▶ _What the task requires_: Look through the data below, and copy each line that carries the word "this".

▶ _Information given_:
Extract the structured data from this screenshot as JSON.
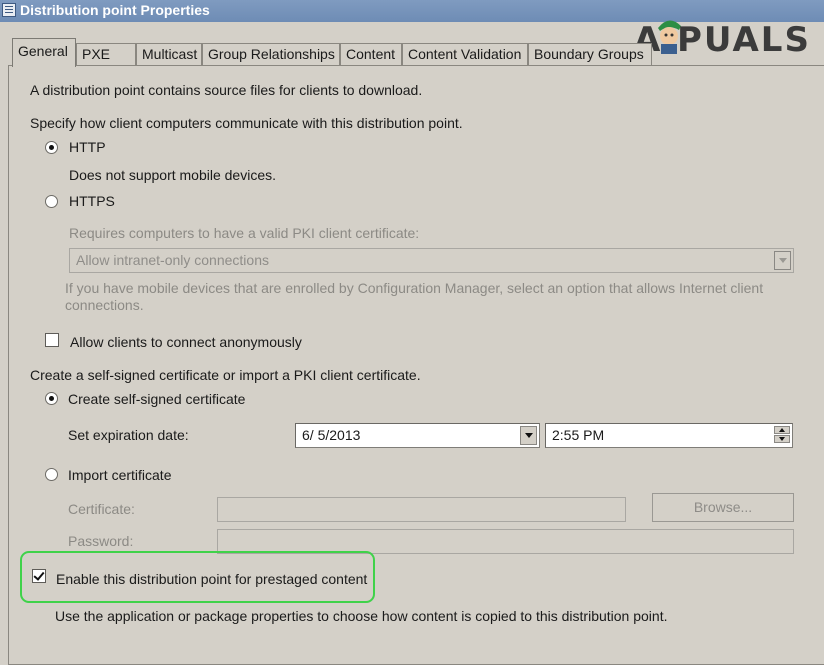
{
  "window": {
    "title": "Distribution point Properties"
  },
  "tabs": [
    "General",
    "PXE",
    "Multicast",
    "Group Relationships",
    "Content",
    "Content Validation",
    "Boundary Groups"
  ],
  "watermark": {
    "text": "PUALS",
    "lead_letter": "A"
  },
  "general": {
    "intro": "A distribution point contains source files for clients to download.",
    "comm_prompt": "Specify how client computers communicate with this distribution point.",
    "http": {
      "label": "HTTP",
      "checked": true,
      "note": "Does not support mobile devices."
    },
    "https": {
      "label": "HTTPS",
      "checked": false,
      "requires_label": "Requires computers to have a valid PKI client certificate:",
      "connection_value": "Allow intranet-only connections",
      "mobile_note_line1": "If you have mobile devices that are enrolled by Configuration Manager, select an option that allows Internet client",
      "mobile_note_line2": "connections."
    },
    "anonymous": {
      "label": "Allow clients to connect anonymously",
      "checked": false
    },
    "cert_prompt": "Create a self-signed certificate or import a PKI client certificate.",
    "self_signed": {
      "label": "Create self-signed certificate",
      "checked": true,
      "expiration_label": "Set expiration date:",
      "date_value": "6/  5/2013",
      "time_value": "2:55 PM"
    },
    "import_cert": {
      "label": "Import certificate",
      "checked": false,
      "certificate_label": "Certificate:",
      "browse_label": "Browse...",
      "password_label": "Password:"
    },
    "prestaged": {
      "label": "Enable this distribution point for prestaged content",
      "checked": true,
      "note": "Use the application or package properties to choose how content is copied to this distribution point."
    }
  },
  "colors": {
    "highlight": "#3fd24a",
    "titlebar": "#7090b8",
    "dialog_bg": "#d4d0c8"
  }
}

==

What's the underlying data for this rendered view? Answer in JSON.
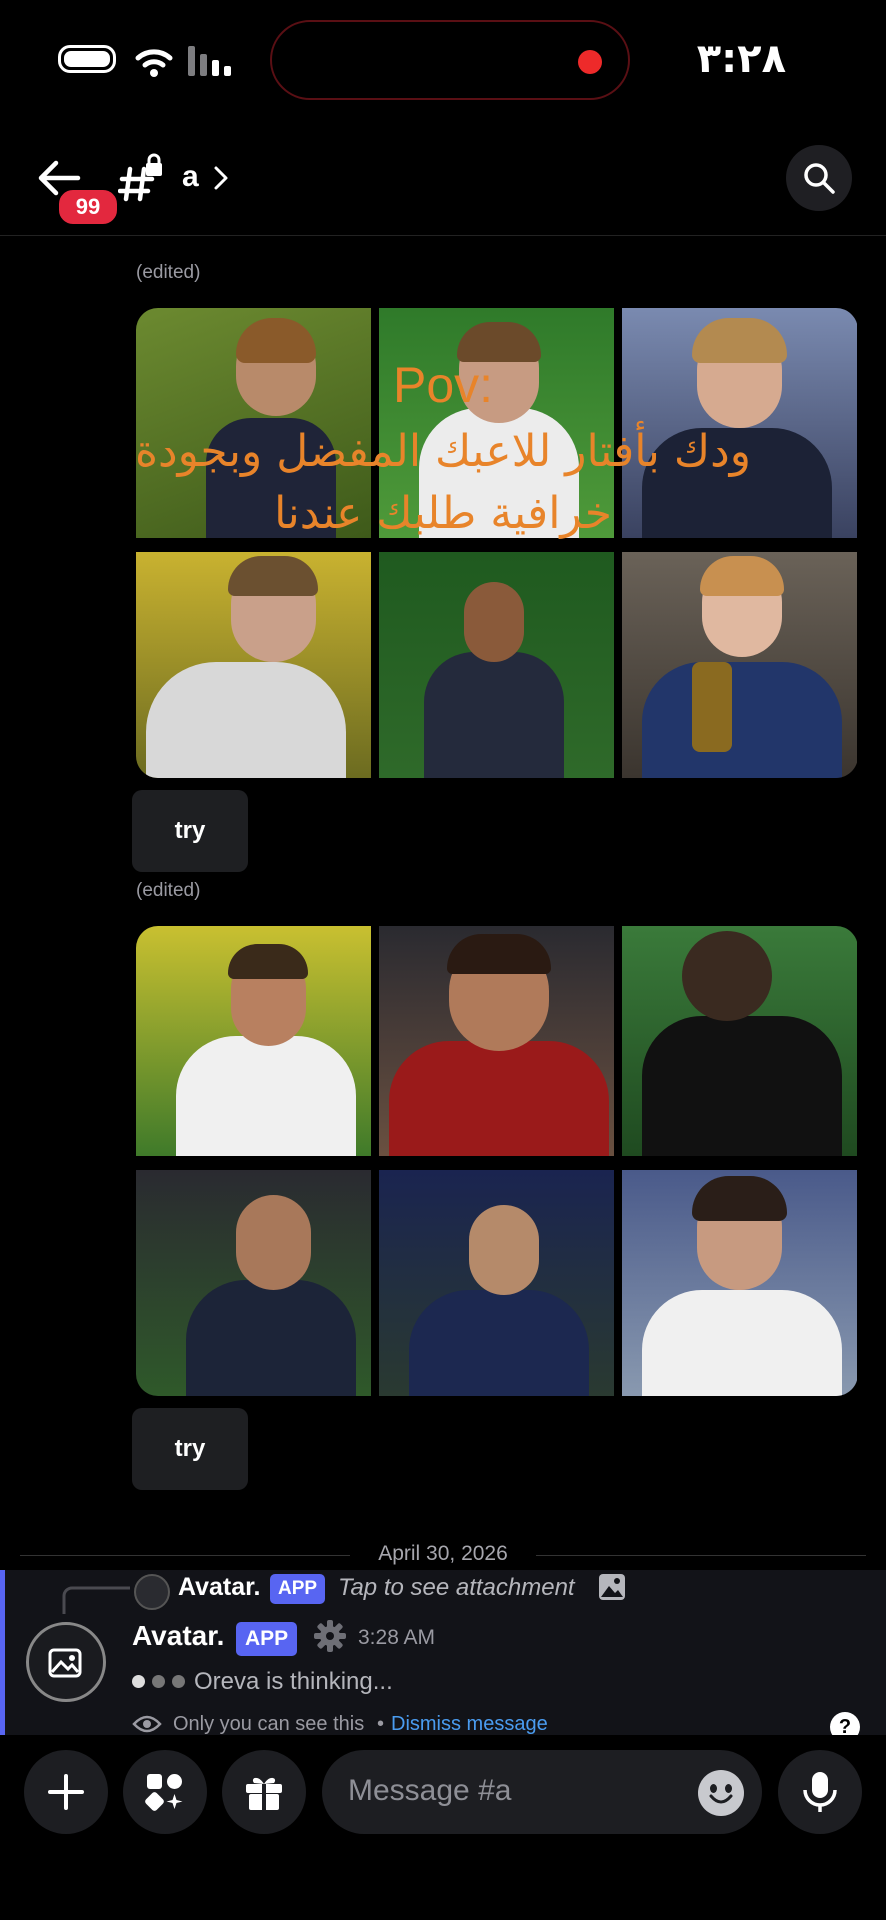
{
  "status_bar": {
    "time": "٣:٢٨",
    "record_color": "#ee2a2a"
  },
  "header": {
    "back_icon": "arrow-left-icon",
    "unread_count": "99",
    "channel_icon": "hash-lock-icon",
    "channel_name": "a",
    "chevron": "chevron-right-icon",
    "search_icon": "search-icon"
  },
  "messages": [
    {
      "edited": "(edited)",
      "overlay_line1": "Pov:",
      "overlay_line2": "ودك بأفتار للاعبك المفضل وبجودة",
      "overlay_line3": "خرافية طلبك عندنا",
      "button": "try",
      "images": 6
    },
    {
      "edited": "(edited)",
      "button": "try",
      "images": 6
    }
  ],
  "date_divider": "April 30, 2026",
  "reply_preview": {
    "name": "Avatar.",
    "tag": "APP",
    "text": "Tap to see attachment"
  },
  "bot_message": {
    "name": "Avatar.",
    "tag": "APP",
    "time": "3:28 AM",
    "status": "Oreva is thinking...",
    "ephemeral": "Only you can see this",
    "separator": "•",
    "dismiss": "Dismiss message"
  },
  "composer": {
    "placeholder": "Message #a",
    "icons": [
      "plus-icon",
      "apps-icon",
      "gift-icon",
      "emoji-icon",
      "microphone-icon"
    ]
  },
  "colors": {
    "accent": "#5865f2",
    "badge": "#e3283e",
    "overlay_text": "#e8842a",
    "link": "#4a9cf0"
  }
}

▶ _Response area_:
Extract the structured data from this screenshot as JSON.
    "comm_prompt": "Specify how client computers communicate with this distribution point.",
      "label": "Enable this distribution point for prestaged content",
      "note": "Use the application or package properties to choose how content is copied to this distribution point."
What's the underlying data for this rendered view? Answer in JSON.
    "ephemeral": "Only you can see this",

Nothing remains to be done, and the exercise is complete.